Iiwa can be used to develop wide range of applications for rehabilitation of upper limb function. The robot arm can perform repetitive tasks independently, thus reducing need for human work to perform sufficient amount of rehabilitation exercises.

Main application under development is robot-assisted mirror therapy, which suits for situations were stroke patient’s healthy side is working and affected side would benefit for motion therapy. Motion of healthy side is measured and modelled using wearable IMU sensors and biomechanical modelling software. Trajectory of a selected point of arm is transmitted to robot controller in real time, and tip of robot arm moves so that if affected arm is attached to the tip, motion is mirrored from the healthy side.  At current development phase a handlebar is mounted on tip of the robot. Next important step will be development of a splint, interface between the robot tip and  human arm.

Other, more simple, concepts developed using the robot include: 1: repeating a subject-specific movement trajectory for the arm (can be utilized is prevention of spasticity). 2. game-like application where patient needs to steer the robot flange to reach target points shown on screen with specified speed.

In addition, HTC Vive virtual reality device can be used to create rehabilitation games and virtual environments where activities of daily living can be trained at the late stage of rehabilitation.

In addition KUKA iiwa is utilized in developing robot-assisted transcranial magnetic stimulation (TMS). Aim is that robot-arm will replace human arm in positioning and holding TMS coil at correct location.

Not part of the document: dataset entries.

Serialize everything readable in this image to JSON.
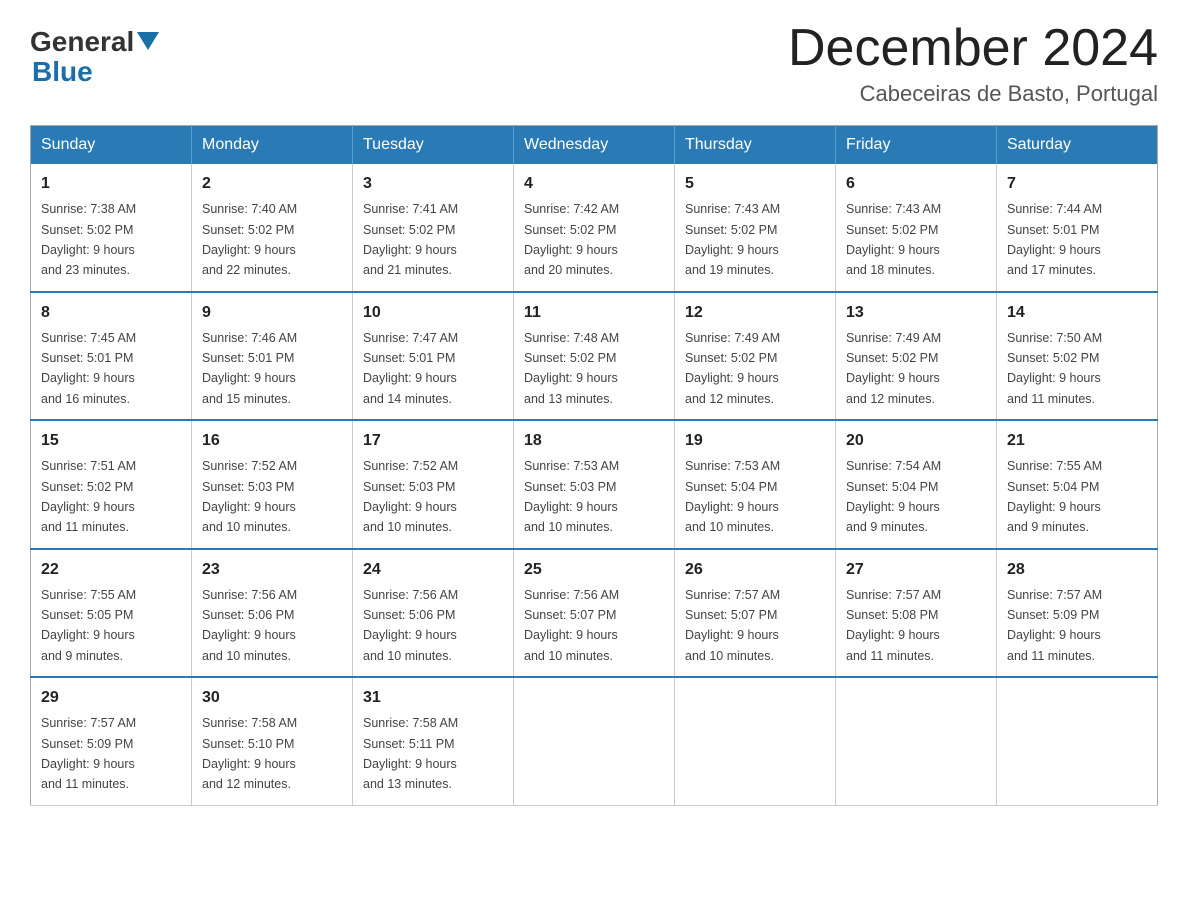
{
  "logo": {
    "text_general": "General",
    "text_blue": "Blue"
  },
  "header": {
    "title": "December 2024",
    "subtitle": "Cabeceiras de Basto, Portugal"
  },
  "weekdays": [
    "Sunday",
    "Monday",
    "Tuesday",
    "Wednesday",
    "Thursday",
    "Friday",
    "Saturday"
  ],
  "weeks": [
    [
      {
        "day": "1",
        "sunrise": "7:38 AM",
        "sunset": "5:02 PM",
        "daylight": "9 hours and 23 minutes."
      },
      {
        "day": "2",
        "sunrise": "7:40 AM",
        "sunset": "5:02 PM",
        "daylight": "9 hours and 22 minutes."
      },
      {
        "day": "3",
        "sunrise": "7:41 AM",
        "sunset": "5:02 PM",
        "daylight": "9 hours and 21 minutes."
      },
      {
        "day": "4",
        "sunrise": "7:42 AM",
        "sunset": "5:02 PM",
        "daylight": "9 hours and 20 minutes."
      },
      {
        "day": "5",
        "sunrise": "7:43 AM",
        "sunset": "5:02 PM",
        "daylight": "9 hours and 19 minutes."
      },
      {
        "day": "6",
        "sunrise": "7:43 AM",
        "sunset": "5:02 PM",
        "daylight": "9 hours and 18 minutes."
      },
      {
        "day": "7",
        "sunrise": "7:44 AM",
        "sunset": "5:01 PM",
        "daylight": "9 hours and 17 minutes."
      }
    ],
    [
      {
        "day": "8",
        "sunrise": "7:45 AM",
        "sunset": "5:01 PM",
        "daylight": "9 hours and 16 minutes."
      },
      {
        "day": "9",
        "sunrise": "7:46 AM",
        "sunset": "5:01 PM",
        "daylight": "9 hours and 15 minutes."
      },
      {
        "day": "10",
        "sunrise": "7:47 AM",
        "sunset": "5:01 PM",
        "daylight": "9 hours and 14 minutes."
      },
      {
        "day": "11",
        "sunrise": "7:48 AM",
        "sunset": "5:02 PM",
        "daylight": "9 hours and 13 minutes."
      },
      {
        "day": "12",
        "sunrise": "7:49 AM",
        "sunset": "5:02 PM",
        "daylight": "9 hours and 12 minutes."
      },
      {
        "day": "13",
        "sunrise": "7:49 AM",
        "sunset": "5:02 PM",
        "daylight": "9 hours and 12 minutes."
      },
      {
        "day": "14",
        "sunrise": "7:50 AM",
        "sunset": "5:02 PM",
        "daylight": "9 hours and 11 minutes."
      }
    ],
    [
      {
        "day": "15",
        "sunrise": "7:51 AM",
        "sunset": "5:02 PM",
        "daylight": "9 hours and 11 minutes."
      },
      {
        "day": "16",
        "sunrise": "7:52 AM",
        "sunset": "5:03 PM",
        "daylight": "9 hours and 10 minutes."
      },
      {
        "day": "17",
        "sunrise": "7:52 AM",
        "sunset": "5:03 PM",
        "daylight": "9 hours and 10 minutes."
      },
      {
        "day": "18",
        "sunrise": "7:53 AM",
        "sunset": "5:03 PM",
        "daylight": "9 hours and 10 minutes."
      },
      {
        "day": "19",
        "sunrise": "7:53 AM",
        "sunset": "5:04 PM",
        "daylight": "9 hours and 10 minutes."
      },
      {
        "day": "20",
        "sunrise": "7:54 AM",
        "sunset": "5:04 PM",
        "daylight": "9 hours and 9 minutes."
      },
      {
        "day": "21",
        "sunrise": "7:55 AM",
        "sunset": "5:04 PM",
        "daylight": "9 hours and 9 minutes."
      }
    ],
    [
      {
        "day": "22",
        "sunrise": "7:55 AM",
        "sunset": "5:05 PM",
        "daylight": "9 hours and 9 minutes."
      },
      {
        "day": "23",
        "sunrise": "7:56 AM",
        "sunset": "5:06 PM",
        "daylight": "9 hours and 10 minutes."
      },
      {
        "day": "24",
        "sunrise": "7:56 AM",
        "sunset": "5:06 PM",
        "daylight": "9 hours and 10 minutes."
      },
      {
        "day": "25",
        "sunrise": "7:56 AM",
        "sunset": "5:07 PM",
        "daylight": "9 hours and 10 minutes."
      },
      {
        "day": "26",
        "sunrise": "7:57 AM",
        "sunset": "5:07 PM",
        "daylight": "9 hours and 10 minutes."
      },
      {
        "day": "27",
        "sunrise": "7:57 AM",
        "sunset": "5:08 PM",
        "daylight": "9 hours and 11 minutes."
      },
      {
        "day": "28",
        "sunrise": "7:57 AM",
        "sunset": "5:09 PM",
        "daylight": "9 hours and 11 minutes."
      }
    ],
    [
      {
        "day": "29",
        "sunrise": "7:57 AM",
        "sunset": "5:09 PM",
        "daylight": "9 hours and 11 minutes."
      },
      {
        "day": "30",
        "sunrise": "7:58 AM",
        "sunset": "5:10 PM",
        "daylight": "9 hours and 12 minutes."
      },
      {
        "day": "31",
        "sunrise": "7:58 AM",
        "sunset": "5:11 PM",
        "daylight": "9 hours and 13 minutes."
      },
      null,
      null,
      null,
      null
    ]
  ],
  "labels": {
    "sunrise": "Sunrise:",
    "sunset": "Sunset:",
    "daylight": "Daylight:"
  }
}
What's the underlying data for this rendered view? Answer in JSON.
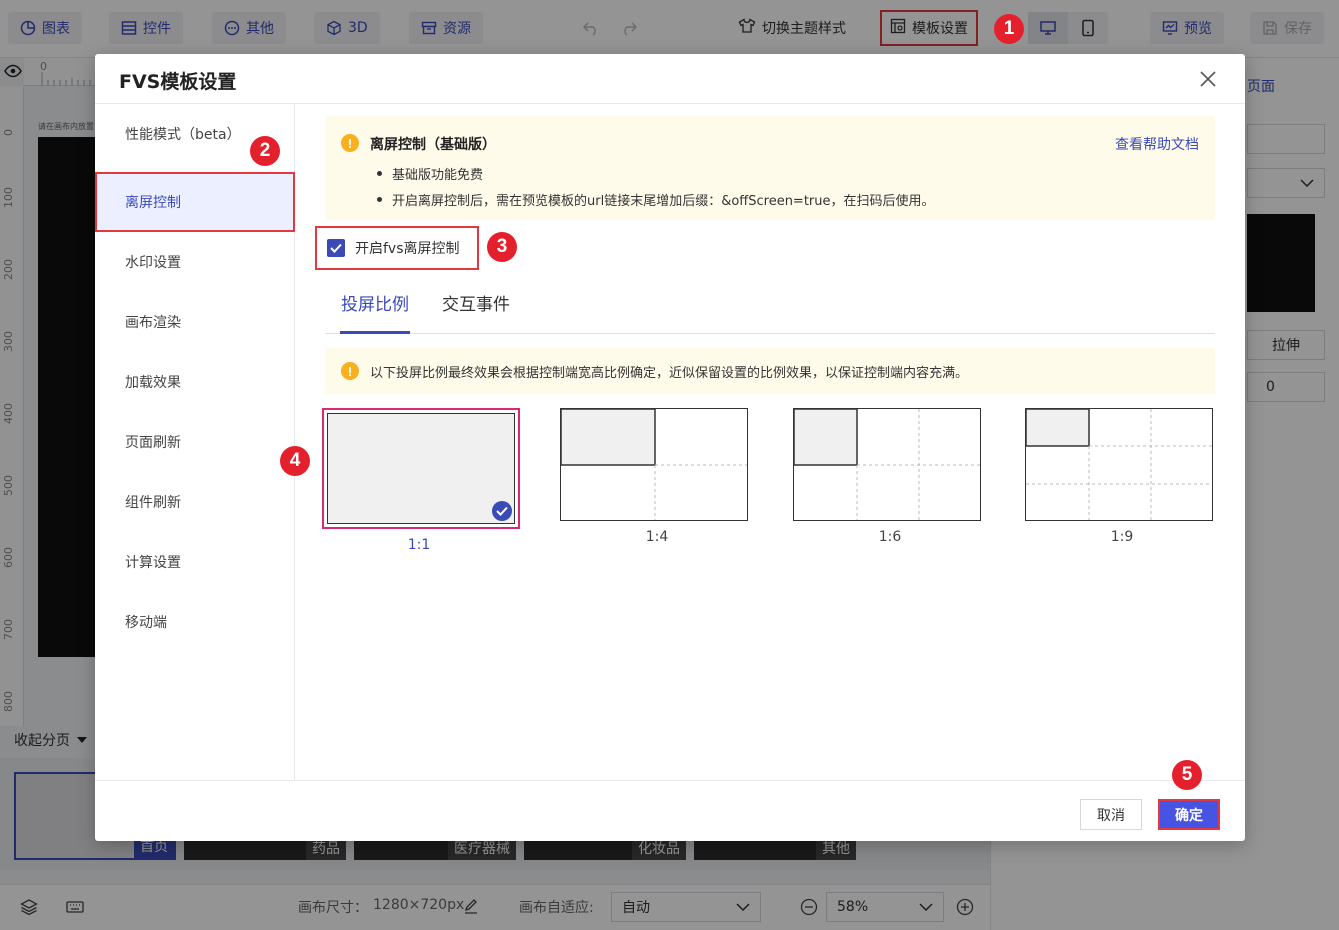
{
  "toolbar": {
    "items": [
      {
        "label": "图表",
        "icon": "pie-chart-icon"
      },
      {
        "label": "控件",
        "icon": "widget-icon"
      },
      {
        "label": "其他",
        "icon": "more-circle-icon"
      },
      {
        "label": "3D",
        "icon": "cube-icon"
      },
      {
        "label": "资源",
        "icon": "archive-icon"
      }
    ],
    "theme_label": "切换主题样式",
    "template_settings_label": "模板设置",
    "preview_label": "预览",
    "save_label": "保存"
  },
  "background": {
    "ruler_ticks": [
      "0",
      "100",
      "200",
      "300",
      "400",
      "500",
      "600",
      "700",
      "800"
    ],
    "canvas_caption": "请在画布内放置",
    "collapse_label": "收起分页",
    "pages": [
      "首页",
      "药品",
      "医疗器械",
      "化妆品",
      "其他"
    ],
    "status": {
      "canvas_size_label": "画布尺寸：",
      "canvas_size_value": "1280×720px",
      "adapt_label": "画布自适应:",
      "adapt_value": "自动",
      "zoom_value": "58%"
    },
    "right_panel": {
      "tab_fragment": "页面",
      "stretch_label": "拉伸",
      "number_value": "0"
    }
  },
  "modal": {
    "title": "FVS模板设置",
    "side_items": [
      "性能模式（beta）",
      "离屏控制",
      "水印设置",
      "画布渲染",
      "加载效果",
      "页面刷新",
      "组件刷新",
      "计算设置",
      "移动端"
    ],
    "notice": {
      "title": "离屏控制（基础版）",
      "link": "查看帮助文档",
      "bullets": [
        "基础版功能免费",
        "开启离屏控制后，需在预览模板的url链接末尾增加后缀：&offScreen=true，在扫码后使用。"
      ]
    },
    "checkbox_label": "开启fvs离屏控制",
    "tabs": [
      "投屏比例",
      "交互事件"
    ],
    "tip": "以下投屏比例最终效果会根据控制端宽高比例确定，近似保留设置的比例效果，以保证控制端内容充满。",
    "ratios": [
      "1:1",
      "1:4",
      "1:6",
      "1:9"
    ],
    "cancel_label": "取消",
    "ok_label": "确定"
  },
  "callouts": [
    "1",
    "2",
    "3",
    "4",
    "5"
  ],
  "colors": {
    "accent": "#3a4bb8",
    "callout": "#e5202d",
    "highlight": "#e2383f",
    "primary_button": "#4653e3"
  }
}
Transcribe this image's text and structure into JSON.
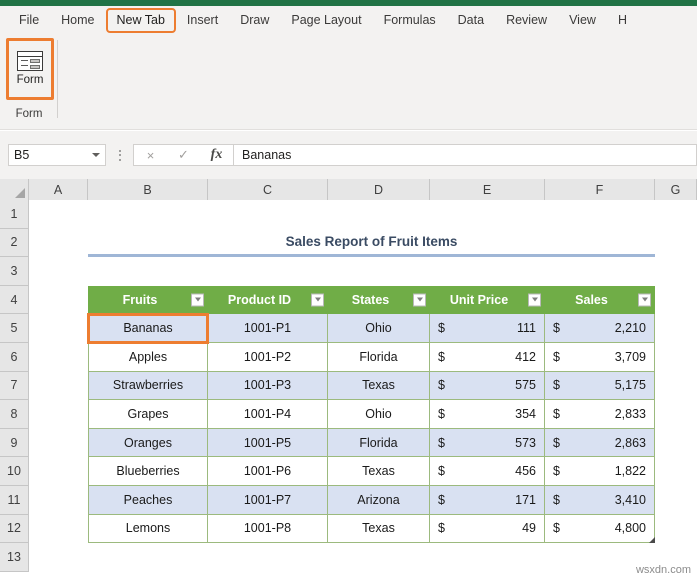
{
  "ribbon": {
    "tabs": [
      {
        "label": "File",
        "highlighted": false
      },
      {
        "label": "Home",
        "highlighted": false
      },
      {
        "label": "New Tab",
        "highlighted": true
      },
      {
        "label": "Insert",
        "highlighted": false
      },
      {
        "label": "Draw",
        "highlighted": false
      },
      {
        "label": "Page Layout",
        "highlighted": false
      },
      {
        "label": "Formulas",
        "highlighted": false
      },
      {
        "label": "Data",
        "highlighted": false
      },
      {
        "label": "Review",
        "highlighted": false
      },
      {
        "label": "View",
        "highlighted": false
      },
      {
        "label": "H",
        "highlighted": false
      }
    ],
    "form_button_label": "Form",
    "group_label": "Form"
  },
  "formula_bar": {
    "name_box_value": "B5",
    "cancel_icon": "×",
    "confirm_icon": "✓",
    "function_icon": "fx",
    "value": "Bananas"
  },
  "grid": {
    "column_headers": [
      "A",
      "B",
      "C",
      "D",
      "E",
      "F",
      "G"
    ],
    "row_headers": [
      "1",
      "2",
      "3",
      "4",
      "5",
      "6",
      "7",
      "8",
      "9",
      "10",
      "11",
      "12",
      "13"
    ]
  },
  "sheet": {
    "report_title": "Sales Report of Fruit Items",
    "selected_cell": "B5",
    "table": {
      "headers": [
        "Fruits",
        "Product ID",
        "States",
        "Unit Price",
        "Sales"
      ],
      "currency_symbol": "$",
      "rows": [
        {
          "fruit": "Bananas",
          "product_id": "1001-P1",
          "state": "Ohio",
          "unit_price": "111",
          "sales": "2,210"
        },
        {
          "fruit": "Apples",
          "product_id": "1001-P2",
          "state": "Florida",
          "unit_price": "412",
          "sales": "3,709"
        },
        {
          "fruit": "Strawberries",
          "product_id": "1001-P3",
          "state": "Texas",
          "unit_price": "575",
          "sales": "5,175"
        },
        {
          "fruit": "Grapes",
          "product_id": "1001-P4",
          "state": "Ohio",
          "unit_price": "354",
          "sales": "2,833"
        },
        {
          "fruit": "Oranges",
          "product_id": "1001-P5",
          "state": "Florida",
          "unit_price": "573",
          "sales": "2,863"
        },
        {
          "fruit": "Blueberries",
          "product_id": "1001-P6",
          "state": "Texas",
          "unit_price": "456",
          "sales": "1,822"
        },
        {
          "fruit": "Peaches",
          "product_id": "1001-P7",
          "state": "Arizona",
          "unit_price": "171",
          "sales": "3,410"
        },
        {
          "fruit": "Lemons",
          "product_id": "1001-P8",
          "state": "Texas",
          "unit_price": "49",
          "sales": "4,800"
        }
      ]
    }
  },
  "watermark": "wsxdn.com",
  "colors": {
    "excel_green": "#217346",
    "table_header_green": "#70AD47",
    "band_fill": "#D9E1F2",
    "highlight_orange": "#ED7D31",
    "title_text": "#3a4b63",
    "title_rule": "#9fb6d6"
  }
}
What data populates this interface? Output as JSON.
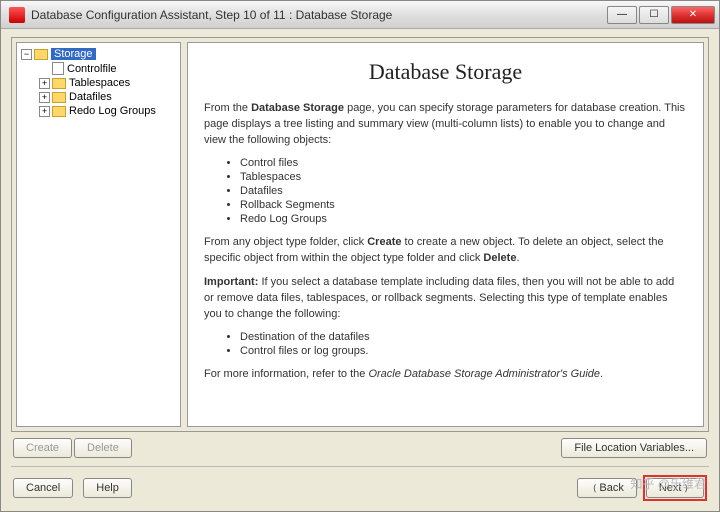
{
  "window": {
    "title": "Database Configuration Assistant, Step 10 of 11 : Database Storage"
  },
  "tree": {
    "root": "Storage",
    "items": [
      {
        "label": "Controlfile",
        "expandable": false
      },
      {
        "label": "Tablespaces",
        "expandable": true
      },
      {
        "label": "Datafiles",
        "expandable": true
      },
      {
        "label": "Redo Log Groups",
        "expandable": true
      }
    ]
  },
  "body": {
    "heading": "Database Storage",
    "p1_a": "From the ",
    "p1_b": "Database Storage",
    "p1_c": " page, you can specify storage parameters for database creation. This page displays a tree listing and summary view (multi-column lists) to enable you to change and view the following objects:",
    "list1": [
      "Control files",
      "Tablespaces",
      "Datafiles",
      "Rollback Segments",
      "Redo Log Groups"
    ],
    "p2_a": "From any object type folder, click ",
    "p2_b": "Create",
    "p2_c": " to create a new object. To delete an object, select the specific object from within the object type folder and click ",
    "p2_d": "Delete",
    "p2_e": ".",
    "p3_a": "Important:",
    "p3_b": " If you select a database template including data files, then you will not be able to add or remove data files, tablespaces, or rollback segments. Selecting this type of template enables you to change the following:",
    "list2": [
      "Destination of the datafiles",
      "Control files or log groups."
    ],
    "p4_a": "For more information, refer to the ",
    "p4_b": "Oracle Database Storage Administrator's Guide",
    "p4_c": "."
  },
  "buttons": {
    "create": "Create",
    "delete": "Delete",
    "file_loc": "File Location Variables...",
    "cancel": "Cancel",
    "help": "Help",
    "back": "Back",
    "next": "Next"
  },
  "watermark": "知乎 @乐维君"
}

Expertise on stroke rehabilitation is provided by clinical experts from Vetrea Terveys.  Collaboration related to robot-assisted TMS is done with professor Petro Julkunen (KUH; UEF). Develepment work has been done in several ERDF-projects funded by Regional Council of Pohjois-Savo. Currently (2020-2021)  in DigiCenterNS projects.

Principle of robot-assisted mirror therapy using Xsens wearable sensors.
Principle of robot-assisted mirror therapy using Xsens wearable sensors.
Concept of robot-assisted mirror therapy. Biomechanical modelling of motion (6 DoF) done in OpenSim environment.
TMS coil mounted on collaborative robot for test purpose.
TMS coil mounted on collaborative robot for test purpose.